Virgin Media set to hitch a ride on Fujitsu fibres
# Apr 13, 03:47 PM by Chris T
Virgin Media has been linked to a Â£multi-billion project to bring ultra-fast internet access to some of Britain’s broadband-starved rural communities.
Fujitsu plans to build a new network and sell wholesale access to internet service providers. It has been wooing both Talk Talk and Virgin, the UK’s second- and third-biggest consumer broadband suppliers.
The Japanese IT group has announced it hopes to spend up to Â£2 billion on connecting 5 million homes across rural Britain using fibre-optic cables and Cisco network hardware.
The UK Government has made a Â£830 million pot of public funds available to help pay for super-fast broadband access in rural areas that are hard to reach with established technologies and all but impossible to serve commercially with fibre.
Fujitsu hopes to secure Â£500 million from this pot – leaving just Â£330 million up for grabs by the likes of BT, which is already engaged in its own fibre network rollout project.
BT, whose efforts so far have largely focused on bringing fibre to urban areas, responded to Fujitsu’s announcement with a Press release that damned both Fujitsu and Virgin with faint praise, pointing out that Fujitsu had made no firm public commitment about the level of its investment.
It also used the opportunity to take another shot at Virgin Media, which BT would like to see compelled to open its own fibre network for competitors to buy wholesale access.
“They do need to be clear that this will be on an open, equal access basis as BT has committed. We do look forward to Virgin confirming that they will open their infrastructure to enable all companies to have the opportunity to invest in a new fibre future,” a spokesman said.
BT recently announced the prices it wants to charge for competitors to utilise its nationwide duct and pole infrastructure after being ordered to do so by OFCOM, the industry regulator.
Fujitsu has said it expects to use BT’s telephone poles and underground ducts when laying its own fibre cables.

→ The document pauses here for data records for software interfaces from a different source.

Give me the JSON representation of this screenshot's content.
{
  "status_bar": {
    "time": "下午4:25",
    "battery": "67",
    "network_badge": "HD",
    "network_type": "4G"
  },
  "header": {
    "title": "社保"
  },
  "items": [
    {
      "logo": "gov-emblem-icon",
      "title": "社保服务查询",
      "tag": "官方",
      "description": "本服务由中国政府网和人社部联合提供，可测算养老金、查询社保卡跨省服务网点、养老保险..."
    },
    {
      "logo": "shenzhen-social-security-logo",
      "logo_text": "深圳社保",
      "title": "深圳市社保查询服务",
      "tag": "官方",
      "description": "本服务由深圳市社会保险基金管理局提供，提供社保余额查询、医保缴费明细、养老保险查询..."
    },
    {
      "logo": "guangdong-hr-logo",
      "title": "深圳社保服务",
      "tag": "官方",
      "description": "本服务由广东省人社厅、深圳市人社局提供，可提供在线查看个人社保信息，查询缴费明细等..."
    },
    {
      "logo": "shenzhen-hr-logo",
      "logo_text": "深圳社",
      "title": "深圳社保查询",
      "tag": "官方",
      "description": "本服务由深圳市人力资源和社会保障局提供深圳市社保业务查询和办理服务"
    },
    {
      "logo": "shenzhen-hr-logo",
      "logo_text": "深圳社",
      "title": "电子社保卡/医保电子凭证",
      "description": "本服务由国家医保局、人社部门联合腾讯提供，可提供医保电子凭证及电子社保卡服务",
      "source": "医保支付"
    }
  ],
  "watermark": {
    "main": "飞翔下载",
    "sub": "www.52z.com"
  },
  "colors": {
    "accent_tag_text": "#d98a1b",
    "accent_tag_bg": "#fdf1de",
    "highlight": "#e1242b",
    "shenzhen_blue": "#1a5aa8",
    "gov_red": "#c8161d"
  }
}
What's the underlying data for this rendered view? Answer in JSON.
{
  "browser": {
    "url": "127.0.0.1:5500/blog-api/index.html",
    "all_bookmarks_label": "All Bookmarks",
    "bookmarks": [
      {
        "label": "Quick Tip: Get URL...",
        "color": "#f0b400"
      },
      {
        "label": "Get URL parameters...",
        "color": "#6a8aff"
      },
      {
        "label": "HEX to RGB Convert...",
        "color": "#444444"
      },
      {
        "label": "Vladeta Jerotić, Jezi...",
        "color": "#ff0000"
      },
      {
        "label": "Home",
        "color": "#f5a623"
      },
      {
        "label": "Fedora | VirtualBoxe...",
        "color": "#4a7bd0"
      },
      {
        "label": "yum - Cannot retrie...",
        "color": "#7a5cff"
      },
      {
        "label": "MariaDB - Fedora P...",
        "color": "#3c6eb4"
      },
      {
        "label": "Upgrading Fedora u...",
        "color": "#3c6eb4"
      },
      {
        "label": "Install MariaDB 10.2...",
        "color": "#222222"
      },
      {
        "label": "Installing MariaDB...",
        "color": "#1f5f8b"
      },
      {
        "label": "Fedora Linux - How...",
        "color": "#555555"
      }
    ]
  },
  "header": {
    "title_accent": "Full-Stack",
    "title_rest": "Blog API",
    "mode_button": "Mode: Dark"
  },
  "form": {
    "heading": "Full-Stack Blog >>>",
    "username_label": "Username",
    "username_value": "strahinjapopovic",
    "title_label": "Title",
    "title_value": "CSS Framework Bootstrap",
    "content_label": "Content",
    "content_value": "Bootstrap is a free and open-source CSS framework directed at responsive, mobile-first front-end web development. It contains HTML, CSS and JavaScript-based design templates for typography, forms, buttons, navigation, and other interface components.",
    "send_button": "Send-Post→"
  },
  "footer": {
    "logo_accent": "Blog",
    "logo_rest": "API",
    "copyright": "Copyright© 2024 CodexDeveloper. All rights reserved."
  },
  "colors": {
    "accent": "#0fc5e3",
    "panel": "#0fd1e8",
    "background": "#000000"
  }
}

But unlike BT, which is largely terminating its fibre at street cabinets and using traditional copper wires to reach customers’ homes, Fujitsu aims to run the fibre right up to the customer’s front door.
That would enable ISPs using Fujitsu’s network to deliver blistering speeds of 10 Gigabits or more.
The Communications Minister, Ed Vaizey, welcomed the announcement, calling the collaboration between Fujitsu, Cisco, Virgin and TalkTalk “exactly the sort of ambition and innovation the government wanted to stimulate by removing barriers to broadband roll-out”.